● **Problem requirements**: Collect from the data below each line with "this".

___ Given entries ___

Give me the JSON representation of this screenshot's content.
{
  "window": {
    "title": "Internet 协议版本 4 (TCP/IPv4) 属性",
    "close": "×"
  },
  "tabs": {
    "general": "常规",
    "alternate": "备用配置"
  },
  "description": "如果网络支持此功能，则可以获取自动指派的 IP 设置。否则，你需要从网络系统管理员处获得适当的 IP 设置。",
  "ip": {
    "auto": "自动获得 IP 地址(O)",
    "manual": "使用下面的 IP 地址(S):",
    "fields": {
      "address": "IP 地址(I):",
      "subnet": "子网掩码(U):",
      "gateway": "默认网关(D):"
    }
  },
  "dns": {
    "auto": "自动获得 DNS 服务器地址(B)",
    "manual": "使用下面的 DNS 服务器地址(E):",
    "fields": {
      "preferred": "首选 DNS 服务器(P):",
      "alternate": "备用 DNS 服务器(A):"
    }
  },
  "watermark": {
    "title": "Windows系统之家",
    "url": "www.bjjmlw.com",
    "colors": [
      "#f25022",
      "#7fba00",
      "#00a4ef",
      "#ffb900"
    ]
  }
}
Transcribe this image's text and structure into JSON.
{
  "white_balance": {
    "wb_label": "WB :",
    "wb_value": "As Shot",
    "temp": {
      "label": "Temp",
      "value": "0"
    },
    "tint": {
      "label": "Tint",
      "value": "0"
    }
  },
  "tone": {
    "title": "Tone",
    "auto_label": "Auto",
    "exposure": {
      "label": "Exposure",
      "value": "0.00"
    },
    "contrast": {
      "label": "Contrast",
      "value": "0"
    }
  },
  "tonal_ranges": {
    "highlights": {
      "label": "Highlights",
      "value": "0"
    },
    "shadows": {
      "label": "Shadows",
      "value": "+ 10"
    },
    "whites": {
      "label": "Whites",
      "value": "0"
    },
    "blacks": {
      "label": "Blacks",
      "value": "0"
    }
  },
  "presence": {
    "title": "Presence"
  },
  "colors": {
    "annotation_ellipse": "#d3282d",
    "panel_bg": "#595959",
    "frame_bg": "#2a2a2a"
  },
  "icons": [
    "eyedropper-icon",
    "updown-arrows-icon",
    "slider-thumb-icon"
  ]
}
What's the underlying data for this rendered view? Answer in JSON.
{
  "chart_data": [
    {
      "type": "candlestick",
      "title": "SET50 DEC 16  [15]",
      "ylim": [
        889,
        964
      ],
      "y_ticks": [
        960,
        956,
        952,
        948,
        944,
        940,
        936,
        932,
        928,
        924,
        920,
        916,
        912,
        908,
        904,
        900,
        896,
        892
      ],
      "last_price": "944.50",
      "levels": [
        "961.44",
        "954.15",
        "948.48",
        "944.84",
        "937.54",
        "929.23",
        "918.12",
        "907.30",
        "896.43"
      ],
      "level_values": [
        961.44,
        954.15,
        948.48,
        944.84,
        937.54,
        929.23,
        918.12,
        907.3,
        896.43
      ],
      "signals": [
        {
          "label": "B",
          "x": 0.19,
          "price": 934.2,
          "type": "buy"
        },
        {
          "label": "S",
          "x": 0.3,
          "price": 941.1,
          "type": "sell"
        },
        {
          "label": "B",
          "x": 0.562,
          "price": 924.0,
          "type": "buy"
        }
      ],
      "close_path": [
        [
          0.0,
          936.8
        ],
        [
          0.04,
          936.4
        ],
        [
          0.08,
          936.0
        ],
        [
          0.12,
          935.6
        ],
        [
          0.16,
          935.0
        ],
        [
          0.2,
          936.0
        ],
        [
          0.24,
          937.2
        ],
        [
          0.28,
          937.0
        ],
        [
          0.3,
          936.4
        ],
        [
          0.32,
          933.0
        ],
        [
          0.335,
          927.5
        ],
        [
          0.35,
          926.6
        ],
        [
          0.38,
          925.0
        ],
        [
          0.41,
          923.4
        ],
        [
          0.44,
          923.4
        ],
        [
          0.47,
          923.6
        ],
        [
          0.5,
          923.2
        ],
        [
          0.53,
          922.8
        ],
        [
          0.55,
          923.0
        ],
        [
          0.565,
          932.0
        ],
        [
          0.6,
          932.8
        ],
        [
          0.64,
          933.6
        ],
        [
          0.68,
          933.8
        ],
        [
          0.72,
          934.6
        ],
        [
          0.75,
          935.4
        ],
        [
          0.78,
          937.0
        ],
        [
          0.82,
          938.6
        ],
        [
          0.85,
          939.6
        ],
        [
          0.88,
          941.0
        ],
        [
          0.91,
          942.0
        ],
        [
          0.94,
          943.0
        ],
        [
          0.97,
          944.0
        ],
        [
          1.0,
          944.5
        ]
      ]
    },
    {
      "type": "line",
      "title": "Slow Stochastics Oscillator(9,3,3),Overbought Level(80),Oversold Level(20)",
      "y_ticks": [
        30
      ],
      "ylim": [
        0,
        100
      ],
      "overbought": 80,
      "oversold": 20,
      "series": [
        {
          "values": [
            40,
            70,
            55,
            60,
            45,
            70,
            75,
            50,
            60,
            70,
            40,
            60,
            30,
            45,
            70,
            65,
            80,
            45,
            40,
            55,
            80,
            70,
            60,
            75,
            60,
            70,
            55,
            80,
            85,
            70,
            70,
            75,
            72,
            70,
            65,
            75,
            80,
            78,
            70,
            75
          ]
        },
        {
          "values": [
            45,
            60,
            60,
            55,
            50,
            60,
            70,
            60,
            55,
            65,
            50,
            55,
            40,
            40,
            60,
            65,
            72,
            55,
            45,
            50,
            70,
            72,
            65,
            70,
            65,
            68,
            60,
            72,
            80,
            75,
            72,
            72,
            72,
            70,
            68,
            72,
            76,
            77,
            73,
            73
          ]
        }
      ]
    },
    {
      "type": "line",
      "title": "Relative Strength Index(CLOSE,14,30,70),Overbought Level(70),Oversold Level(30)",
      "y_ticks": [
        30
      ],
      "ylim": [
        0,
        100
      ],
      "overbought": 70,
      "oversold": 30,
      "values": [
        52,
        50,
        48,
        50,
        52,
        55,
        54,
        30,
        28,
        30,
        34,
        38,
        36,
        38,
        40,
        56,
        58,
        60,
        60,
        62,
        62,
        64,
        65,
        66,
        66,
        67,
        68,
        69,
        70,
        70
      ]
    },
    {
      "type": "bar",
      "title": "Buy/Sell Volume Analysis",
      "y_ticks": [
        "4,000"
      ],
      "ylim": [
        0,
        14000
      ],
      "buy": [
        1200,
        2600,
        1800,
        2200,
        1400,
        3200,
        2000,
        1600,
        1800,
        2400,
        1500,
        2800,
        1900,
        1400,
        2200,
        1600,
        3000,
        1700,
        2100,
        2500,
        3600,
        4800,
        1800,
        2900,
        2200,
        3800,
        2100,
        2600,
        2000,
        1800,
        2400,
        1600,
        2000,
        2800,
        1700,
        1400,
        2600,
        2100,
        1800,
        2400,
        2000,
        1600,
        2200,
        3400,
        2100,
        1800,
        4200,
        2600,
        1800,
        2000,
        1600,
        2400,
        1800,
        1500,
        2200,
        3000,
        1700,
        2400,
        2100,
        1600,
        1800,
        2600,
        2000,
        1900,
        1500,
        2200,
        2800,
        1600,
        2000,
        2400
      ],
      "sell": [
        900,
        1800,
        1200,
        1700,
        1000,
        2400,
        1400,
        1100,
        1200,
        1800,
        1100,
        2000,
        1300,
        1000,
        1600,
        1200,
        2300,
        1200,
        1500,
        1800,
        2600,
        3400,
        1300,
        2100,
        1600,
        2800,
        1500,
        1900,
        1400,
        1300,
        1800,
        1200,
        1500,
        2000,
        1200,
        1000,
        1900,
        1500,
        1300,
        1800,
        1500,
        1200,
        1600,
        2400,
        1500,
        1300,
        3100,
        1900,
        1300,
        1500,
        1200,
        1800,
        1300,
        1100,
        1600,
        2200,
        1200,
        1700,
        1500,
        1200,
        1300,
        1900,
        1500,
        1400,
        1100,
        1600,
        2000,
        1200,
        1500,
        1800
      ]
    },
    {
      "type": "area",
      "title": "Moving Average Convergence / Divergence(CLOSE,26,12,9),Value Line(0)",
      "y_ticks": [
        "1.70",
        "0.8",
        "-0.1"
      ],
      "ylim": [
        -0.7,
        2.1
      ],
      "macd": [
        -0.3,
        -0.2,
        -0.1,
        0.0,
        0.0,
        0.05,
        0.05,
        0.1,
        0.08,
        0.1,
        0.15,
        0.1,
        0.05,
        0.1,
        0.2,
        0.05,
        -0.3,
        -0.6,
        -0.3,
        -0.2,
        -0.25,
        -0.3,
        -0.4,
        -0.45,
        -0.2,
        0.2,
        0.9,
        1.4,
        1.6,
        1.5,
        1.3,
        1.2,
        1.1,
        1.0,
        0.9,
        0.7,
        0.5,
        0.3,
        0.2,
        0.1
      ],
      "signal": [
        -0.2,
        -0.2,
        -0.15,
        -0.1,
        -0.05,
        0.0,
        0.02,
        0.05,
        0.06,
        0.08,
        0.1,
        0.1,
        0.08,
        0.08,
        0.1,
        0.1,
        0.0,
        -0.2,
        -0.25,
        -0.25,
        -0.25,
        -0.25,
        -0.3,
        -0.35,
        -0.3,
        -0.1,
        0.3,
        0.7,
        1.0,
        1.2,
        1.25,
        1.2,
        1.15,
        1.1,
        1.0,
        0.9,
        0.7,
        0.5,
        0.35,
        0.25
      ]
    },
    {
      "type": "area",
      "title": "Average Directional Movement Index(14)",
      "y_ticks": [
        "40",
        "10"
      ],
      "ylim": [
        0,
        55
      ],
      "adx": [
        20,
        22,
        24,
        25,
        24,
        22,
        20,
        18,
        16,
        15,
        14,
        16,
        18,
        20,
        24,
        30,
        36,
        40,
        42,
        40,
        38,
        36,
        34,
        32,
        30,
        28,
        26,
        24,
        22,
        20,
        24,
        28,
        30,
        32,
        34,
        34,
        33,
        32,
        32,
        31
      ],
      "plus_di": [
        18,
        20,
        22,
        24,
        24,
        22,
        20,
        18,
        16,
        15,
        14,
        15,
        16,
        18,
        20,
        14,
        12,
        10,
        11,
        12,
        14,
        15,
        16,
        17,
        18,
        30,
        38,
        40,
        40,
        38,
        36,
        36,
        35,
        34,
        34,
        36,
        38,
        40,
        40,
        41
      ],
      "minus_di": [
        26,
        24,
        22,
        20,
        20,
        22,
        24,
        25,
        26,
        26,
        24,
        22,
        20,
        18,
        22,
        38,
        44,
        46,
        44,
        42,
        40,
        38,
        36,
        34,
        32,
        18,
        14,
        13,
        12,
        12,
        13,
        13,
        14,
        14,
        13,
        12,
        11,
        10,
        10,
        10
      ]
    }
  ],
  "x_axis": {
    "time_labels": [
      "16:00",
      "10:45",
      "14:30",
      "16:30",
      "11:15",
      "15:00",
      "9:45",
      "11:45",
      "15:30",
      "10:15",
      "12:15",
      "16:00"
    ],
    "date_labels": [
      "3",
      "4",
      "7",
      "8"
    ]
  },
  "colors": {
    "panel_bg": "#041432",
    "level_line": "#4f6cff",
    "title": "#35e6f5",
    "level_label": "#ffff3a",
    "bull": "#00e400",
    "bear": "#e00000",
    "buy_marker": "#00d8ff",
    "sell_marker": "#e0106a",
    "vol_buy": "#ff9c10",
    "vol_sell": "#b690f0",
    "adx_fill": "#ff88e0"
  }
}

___

● **Reply to the exercise**:
Give me the JSON representation of this screenshot's content.
Transcribe this image's text and structure into JSON.
What's the underlying data for this rendered view? Answer in JSON.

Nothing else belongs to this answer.